Work request
Only the lines containing "description" belong in the answer; find them in the material below.

====

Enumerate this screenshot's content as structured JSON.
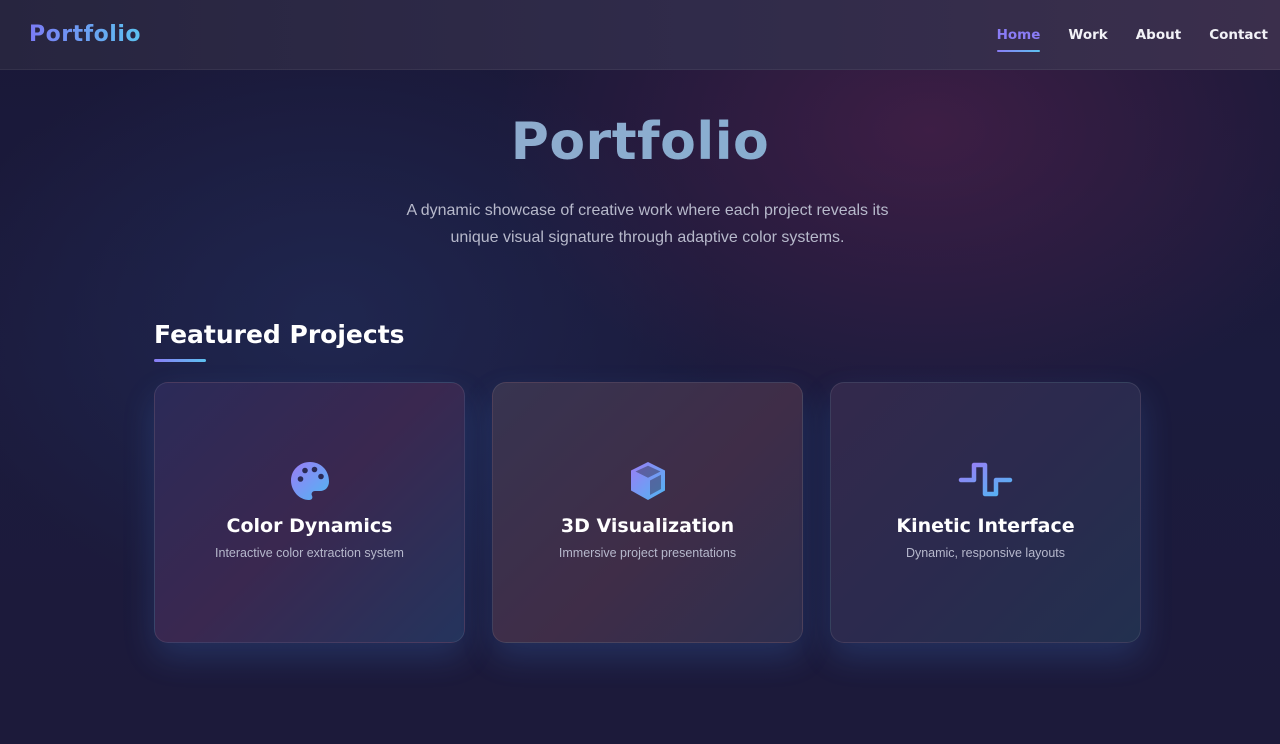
{
  "header": {
    "logo": "Portfolio",
    "nav": [
      {
        "label": "Home",
        "active": true
      },
      {
        "label": "Work",
        "active": false
      },
      {
        "label": "About",
        "active": false
      },
      {
        "label": "Contact",
        "active": false
      }
    ]
  },
  "hero": {
    "title": "Portfolio",
    "subtitle_line1": "A dynamic showcase of creative work where each project reveals its",
    "subtitle_line2": "unique visual signature through adaptive color systems."
  },
  "featured": {
    "title": "Featured Projects",
    "cards": [
      {
        "icon": "palette-icon",
        "title": "Color Dynamics",
        "description": "Interactive color extraction system"
      },
      {
        "icon": "cube-icon",
        "title": "3D Visualization",
        "description": "Immersive project presentations"
      },
      {
        "icon": "wave-icon",
        "title": "Kinetic Interface",
        "description": "Dynamic, responsive layouts"
      }
    ]
  },
  "colors": {
    "accent_purple": "#8a7cf6",
    "accent_blue": "#5cc2f0",
    "background": "#1b1b3d"
  }
}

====

Answer for the task
        "description": "Interactive color extraction system"
        "description": "Immersive project presentations"
        "description": "Dynamic, responsive layouts"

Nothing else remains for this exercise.